UN call for Zika abortions is like King Herod's slaughter of the innocents, says Peru Cardinal

Peruvian Cardinal Juan Luis Cipriani has condemned abortion as a way meeting the Zika crisis.Reuters

The Archbishop of Lima in Peru has compared the United Nations to King Herod because the organisation has encouraged Latin American governments to allow women affected by the Zika virus to have abortions.

Cardinal Juan Luis Cipriani drew the parallel between the UN and the king who ordered the slaughter of the innocents in Bethlehem in his weekly radio programme, reports the Breitbart news service. 

"Today we are surrounded by Herods, but Herods with neckties, public posts and budgets," he said. The UN "in the face of this Zika mosquito virus, has decreed that we should approve abortion everywhere so as to kill the children", he added.

The top UN human rights official called last week for countries with the Zika virus to make available sexual and reproductive health counselling to women and uphold their right to terminate pregnancies.

"Laws and policies that restrict her access to these services must be urgently reviewed in line with human rights obligations in order to ensure the right to health for all in practice," said UN High Commissioner for Human Rights Zeid Ra'ad Al Hussein.

The virus has been linked to microcephaly, a condition that leads to babies being born with small heads and birth defects.

Hussein's spokeswoman, Cecile Pouilly, asked about countries such as El Salvador that criminalise abortion, told a news briefing: "That's why we are asking those governments to go back and change those laws because how can they ask these women not to become pregnant? But also not offer them first information that is available but also the possibility to stop their pregnancies if they wish so."

Cipriani said in his broadcast he "cannot keep quiet" about these policies. "There is a Herod who thinks it's a good idea to decree an execution: let all pregnant women abort their babies because of a risk that hasn't even been conclusively shown.

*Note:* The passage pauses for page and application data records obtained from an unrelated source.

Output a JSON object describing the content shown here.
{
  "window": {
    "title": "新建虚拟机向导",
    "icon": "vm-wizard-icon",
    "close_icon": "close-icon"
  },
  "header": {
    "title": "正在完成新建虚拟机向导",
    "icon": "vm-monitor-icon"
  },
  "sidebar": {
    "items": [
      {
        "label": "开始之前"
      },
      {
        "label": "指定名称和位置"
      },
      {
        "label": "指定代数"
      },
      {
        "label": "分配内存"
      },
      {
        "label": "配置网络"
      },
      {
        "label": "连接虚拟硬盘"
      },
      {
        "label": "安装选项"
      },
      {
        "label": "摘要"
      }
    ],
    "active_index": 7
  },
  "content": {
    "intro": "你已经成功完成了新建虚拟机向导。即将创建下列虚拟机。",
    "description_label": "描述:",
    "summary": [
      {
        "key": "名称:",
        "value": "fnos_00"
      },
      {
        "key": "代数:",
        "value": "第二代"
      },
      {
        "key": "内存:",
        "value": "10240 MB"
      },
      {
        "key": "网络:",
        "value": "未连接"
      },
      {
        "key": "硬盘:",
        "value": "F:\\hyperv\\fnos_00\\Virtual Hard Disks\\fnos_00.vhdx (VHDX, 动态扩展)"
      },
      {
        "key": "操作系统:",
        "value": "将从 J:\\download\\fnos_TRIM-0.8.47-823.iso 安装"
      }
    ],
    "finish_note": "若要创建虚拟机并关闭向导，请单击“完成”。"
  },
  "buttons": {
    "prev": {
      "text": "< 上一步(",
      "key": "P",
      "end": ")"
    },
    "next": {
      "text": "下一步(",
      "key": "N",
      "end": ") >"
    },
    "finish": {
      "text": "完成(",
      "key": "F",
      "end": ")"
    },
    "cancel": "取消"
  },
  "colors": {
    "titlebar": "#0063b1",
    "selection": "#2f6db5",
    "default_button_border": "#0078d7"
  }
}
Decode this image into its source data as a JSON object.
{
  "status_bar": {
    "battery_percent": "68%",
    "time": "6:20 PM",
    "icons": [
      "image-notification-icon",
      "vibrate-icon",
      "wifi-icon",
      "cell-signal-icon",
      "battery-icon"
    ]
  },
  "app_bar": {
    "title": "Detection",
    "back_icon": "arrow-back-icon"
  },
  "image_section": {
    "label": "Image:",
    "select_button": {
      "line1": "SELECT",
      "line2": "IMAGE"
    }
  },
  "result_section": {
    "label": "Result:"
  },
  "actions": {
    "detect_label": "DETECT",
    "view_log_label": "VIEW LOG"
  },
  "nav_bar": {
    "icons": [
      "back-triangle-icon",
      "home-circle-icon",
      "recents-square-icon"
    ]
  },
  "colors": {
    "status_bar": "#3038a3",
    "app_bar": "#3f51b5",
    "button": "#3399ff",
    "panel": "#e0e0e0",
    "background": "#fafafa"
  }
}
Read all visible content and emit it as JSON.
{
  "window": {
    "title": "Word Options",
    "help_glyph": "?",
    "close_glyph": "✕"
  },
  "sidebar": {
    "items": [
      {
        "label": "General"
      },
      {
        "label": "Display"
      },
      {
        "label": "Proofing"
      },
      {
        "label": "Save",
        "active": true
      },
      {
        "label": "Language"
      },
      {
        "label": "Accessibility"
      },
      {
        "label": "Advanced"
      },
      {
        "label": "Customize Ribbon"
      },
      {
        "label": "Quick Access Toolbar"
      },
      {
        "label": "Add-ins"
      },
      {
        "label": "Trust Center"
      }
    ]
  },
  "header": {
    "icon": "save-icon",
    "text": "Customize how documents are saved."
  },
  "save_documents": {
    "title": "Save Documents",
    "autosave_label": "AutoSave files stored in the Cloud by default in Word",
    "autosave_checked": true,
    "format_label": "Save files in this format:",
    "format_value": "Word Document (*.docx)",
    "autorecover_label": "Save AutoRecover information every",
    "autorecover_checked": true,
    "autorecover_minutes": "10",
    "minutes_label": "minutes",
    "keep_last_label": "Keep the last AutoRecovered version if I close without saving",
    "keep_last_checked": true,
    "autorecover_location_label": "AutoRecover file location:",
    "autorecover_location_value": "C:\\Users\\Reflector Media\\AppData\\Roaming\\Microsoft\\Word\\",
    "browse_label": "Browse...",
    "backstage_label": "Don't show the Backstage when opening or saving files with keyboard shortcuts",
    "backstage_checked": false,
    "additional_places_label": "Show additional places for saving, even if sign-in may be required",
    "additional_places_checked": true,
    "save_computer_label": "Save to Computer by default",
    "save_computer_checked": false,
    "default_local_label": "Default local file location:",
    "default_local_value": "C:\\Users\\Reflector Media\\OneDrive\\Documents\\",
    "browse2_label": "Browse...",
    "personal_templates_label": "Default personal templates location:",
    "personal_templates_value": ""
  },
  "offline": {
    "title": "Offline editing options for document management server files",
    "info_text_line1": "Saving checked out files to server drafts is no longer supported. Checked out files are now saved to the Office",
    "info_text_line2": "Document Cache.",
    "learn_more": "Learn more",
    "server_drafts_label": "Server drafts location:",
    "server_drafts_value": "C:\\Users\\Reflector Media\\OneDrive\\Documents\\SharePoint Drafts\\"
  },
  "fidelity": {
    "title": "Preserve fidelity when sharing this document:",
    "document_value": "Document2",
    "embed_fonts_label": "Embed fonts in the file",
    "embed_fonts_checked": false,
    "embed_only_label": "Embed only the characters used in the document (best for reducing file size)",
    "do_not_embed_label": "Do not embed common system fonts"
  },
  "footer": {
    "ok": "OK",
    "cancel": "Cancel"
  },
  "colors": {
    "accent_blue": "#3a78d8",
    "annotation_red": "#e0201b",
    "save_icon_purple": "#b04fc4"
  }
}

But in case of doubt, kill them all," he said.

While the Zika virus has been shown to raise the risk of microcephaly in infants and nerve disorders in adults, the mechanism is not well understood and its effect appears to be variable.